4. Preheat the oven to 400 degrees. Drizzle a tablespoon of olive oil over the peppers and pour a few tablespoons of veggie broth (or water) in the pan. Bake the dish (uncovered) for about 30 minutes until nice and brown on the tops. Enjoy!


couscous salad

I make this salad all the time in the summer. It’s got couscous and chickpeas tossed with lots of fresh ingredients, like cucumbers, tomatoes, green onions, and cilantro. There’s a good amount of freshly-squeezed lemon juice, some salt + pepper, and a touch of olive oil. I also add feta, but that’s optional.

couscous salad

My strategy is to make a big batch of this salad in the morning, and then snack on bowls of it throughout the day or pack it in a container to bring with me.

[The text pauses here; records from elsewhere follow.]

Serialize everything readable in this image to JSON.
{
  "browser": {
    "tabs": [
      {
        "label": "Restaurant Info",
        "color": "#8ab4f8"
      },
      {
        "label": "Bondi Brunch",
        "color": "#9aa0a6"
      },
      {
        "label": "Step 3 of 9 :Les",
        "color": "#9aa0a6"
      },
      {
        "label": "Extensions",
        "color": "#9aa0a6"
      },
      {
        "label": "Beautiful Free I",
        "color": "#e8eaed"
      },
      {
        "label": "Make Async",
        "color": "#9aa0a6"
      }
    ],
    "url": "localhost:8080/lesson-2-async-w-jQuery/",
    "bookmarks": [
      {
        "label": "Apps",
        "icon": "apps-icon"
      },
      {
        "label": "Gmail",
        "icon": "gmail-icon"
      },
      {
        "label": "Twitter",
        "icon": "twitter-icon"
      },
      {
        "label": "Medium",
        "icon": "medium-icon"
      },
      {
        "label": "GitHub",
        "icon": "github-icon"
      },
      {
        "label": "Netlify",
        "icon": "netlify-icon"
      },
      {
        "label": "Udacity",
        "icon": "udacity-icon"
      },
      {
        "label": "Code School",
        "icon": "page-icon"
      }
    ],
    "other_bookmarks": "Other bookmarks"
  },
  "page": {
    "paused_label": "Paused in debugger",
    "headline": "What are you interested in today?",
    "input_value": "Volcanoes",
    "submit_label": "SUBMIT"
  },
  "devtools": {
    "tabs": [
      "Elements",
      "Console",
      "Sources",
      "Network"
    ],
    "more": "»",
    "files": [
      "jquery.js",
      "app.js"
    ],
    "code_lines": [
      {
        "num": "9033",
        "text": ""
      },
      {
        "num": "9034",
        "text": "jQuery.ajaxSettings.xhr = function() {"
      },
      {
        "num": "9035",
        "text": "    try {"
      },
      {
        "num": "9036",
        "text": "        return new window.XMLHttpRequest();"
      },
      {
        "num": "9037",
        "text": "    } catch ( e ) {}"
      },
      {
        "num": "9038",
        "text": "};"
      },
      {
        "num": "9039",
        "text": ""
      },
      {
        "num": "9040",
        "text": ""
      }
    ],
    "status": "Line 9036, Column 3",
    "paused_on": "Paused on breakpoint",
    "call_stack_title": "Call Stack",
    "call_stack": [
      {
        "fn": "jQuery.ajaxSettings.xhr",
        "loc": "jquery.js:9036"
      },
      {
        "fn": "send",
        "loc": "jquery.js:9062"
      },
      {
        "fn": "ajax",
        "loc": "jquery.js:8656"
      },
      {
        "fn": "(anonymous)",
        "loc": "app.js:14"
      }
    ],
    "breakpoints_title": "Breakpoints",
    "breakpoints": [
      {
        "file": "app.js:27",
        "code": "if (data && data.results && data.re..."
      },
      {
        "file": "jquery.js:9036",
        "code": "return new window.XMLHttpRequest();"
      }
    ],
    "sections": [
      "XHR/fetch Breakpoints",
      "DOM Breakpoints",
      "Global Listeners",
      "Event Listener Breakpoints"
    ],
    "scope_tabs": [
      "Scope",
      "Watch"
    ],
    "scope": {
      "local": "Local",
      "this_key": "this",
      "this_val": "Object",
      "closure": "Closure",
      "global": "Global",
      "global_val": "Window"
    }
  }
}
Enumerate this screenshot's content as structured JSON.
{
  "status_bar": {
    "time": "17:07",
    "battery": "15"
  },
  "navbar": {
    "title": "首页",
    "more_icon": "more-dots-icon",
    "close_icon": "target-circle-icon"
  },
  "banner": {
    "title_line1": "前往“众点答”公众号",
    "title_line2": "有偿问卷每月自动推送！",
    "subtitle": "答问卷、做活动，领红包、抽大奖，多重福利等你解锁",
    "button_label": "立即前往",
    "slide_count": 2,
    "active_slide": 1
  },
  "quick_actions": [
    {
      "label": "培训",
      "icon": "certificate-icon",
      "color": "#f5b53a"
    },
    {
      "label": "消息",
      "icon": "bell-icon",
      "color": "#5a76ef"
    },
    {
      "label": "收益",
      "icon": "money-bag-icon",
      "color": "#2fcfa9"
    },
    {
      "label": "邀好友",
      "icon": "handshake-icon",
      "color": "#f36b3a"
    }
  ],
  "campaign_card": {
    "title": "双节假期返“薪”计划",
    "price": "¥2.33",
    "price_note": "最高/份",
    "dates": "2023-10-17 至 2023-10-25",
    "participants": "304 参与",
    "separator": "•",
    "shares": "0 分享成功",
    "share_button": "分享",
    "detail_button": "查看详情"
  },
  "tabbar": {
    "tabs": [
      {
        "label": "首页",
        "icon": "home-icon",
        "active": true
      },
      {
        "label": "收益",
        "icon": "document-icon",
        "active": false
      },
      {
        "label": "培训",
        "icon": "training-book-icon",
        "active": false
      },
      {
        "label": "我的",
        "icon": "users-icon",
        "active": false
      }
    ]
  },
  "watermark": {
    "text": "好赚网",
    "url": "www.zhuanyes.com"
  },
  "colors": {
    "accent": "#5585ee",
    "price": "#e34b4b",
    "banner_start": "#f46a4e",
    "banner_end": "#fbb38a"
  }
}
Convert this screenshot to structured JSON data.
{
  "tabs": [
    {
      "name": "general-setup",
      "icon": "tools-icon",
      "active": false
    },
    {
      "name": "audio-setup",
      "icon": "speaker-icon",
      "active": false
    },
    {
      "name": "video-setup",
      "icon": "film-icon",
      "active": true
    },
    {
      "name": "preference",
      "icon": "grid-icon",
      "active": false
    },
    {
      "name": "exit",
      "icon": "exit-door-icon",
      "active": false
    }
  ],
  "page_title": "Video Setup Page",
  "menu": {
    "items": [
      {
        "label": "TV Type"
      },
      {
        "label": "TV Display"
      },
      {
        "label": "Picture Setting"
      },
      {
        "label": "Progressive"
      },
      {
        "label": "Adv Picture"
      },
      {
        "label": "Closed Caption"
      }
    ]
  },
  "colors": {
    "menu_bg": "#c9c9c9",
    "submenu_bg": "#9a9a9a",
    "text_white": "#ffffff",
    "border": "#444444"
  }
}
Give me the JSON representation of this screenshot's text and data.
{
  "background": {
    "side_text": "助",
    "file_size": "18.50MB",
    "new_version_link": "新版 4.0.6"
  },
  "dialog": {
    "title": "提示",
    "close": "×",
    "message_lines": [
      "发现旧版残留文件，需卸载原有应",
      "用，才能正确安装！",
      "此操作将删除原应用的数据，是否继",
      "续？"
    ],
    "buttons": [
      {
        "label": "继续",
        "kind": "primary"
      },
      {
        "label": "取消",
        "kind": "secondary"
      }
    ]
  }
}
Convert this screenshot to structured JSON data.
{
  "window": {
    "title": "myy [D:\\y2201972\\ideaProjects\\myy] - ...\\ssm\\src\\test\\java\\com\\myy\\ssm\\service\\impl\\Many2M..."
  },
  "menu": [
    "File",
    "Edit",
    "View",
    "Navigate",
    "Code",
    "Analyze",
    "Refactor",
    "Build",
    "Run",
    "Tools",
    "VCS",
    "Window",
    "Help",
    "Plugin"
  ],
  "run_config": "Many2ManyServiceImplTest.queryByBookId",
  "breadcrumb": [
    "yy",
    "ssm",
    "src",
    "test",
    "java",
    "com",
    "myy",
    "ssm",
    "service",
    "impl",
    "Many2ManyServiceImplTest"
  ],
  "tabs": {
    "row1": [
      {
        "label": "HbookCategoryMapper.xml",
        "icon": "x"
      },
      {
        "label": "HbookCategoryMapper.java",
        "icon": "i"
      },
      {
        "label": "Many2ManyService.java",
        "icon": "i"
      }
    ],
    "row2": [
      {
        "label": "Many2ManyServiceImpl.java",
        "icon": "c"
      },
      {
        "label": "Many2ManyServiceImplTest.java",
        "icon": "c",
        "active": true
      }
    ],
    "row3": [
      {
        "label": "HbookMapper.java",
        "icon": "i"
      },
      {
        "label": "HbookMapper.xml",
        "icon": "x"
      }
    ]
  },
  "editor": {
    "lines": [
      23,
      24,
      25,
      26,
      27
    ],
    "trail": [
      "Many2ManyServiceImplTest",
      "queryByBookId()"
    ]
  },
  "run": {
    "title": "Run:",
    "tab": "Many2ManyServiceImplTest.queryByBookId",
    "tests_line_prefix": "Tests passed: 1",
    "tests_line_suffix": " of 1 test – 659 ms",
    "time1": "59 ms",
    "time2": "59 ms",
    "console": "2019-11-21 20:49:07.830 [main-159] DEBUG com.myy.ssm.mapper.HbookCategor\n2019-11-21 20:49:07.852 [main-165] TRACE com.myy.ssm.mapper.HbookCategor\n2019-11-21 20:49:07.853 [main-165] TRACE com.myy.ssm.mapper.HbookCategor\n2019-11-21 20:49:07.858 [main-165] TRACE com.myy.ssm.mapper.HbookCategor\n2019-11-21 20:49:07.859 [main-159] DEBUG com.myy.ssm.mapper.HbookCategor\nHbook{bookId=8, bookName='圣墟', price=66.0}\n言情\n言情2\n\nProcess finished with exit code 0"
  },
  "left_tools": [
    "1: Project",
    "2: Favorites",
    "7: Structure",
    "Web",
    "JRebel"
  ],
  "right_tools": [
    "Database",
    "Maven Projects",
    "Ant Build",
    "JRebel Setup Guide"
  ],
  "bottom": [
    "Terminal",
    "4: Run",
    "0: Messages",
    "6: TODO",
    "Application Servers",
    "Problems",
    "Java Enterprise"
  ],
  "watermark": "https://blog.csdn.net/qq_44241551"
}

This salad travels really well. I mostly take it to libraries. When I was in grad school, I did most of my work in libraries. I needed lunch options that were portable, easy to eat while staring at Word documents on my computer, and didn’t require any more refrigeration than library air-conditioning provides. This salad covered all those needs. As it turns out, I still do most of my work in libraries in my post-grad school life. So, I’m still making and eating a lot of this salad.

This one is a no-brainer and endlessly customizable, I think. Not a fan of cilantro? Add something else, like chopped mint or parsley. I made a batch of this salad the other day and my cuke was looking a little worse for the wear, so I subbed chopped raw zucchini instead. You could throw some nuts in. When I don’t have lemons on hand, I just use a couple of shakes of red wine vinegar instead. You get the idea.

Happy summer salad-ing!   ~Inge

Really easy couscous salad

I didn’t include exact amounts for the veggies because you can really do what you want. I mean, it’s your salad, do what you like! I included suggested amounts of lemon juice and olive oil even though I never measure anything when I make this. I usually use the juice from about 3 lemons, depending on how juicy they are. I like this salad on the lemon-y side. And I definitely use just a touch of olive oil. Adjust for your own tastes, of course. 

1 cup uncooked couscous
1 cup boiling water
¼ teaspoon salt
1 can of chickpeas, drained and rinsed
little tomatoes (cherry, grape, etc.), cut in half
cucumber, chopped
green onions, thinly sliced
handful of cilantro, chopped
lemon juice (2-4 tablespoons)
olive oil (1-2 teaspoons)
feta crumbles, optional

First, make the couscous. Put the uncooked couscous with the salt in a bowl large enough for the entire salad. Add 1 cup boiling water and put a plate over the top of the bowl. No need to stir! Let the water do its thing with the couscous for about 5 minutes. Then, take the plate off the top of the bowl and fluff the couscous with a fork.

Then, prep all of the other ingredients and just toss them in as they are ready. Add the lemon juice and olive oil at the end. Add salt + pepper, to taste. Have a small bite and see if you need to add more of anything. If I’m storing the salad to eat later, I find that I sometimes need to add more lemon juice before eating to perk it up a bit.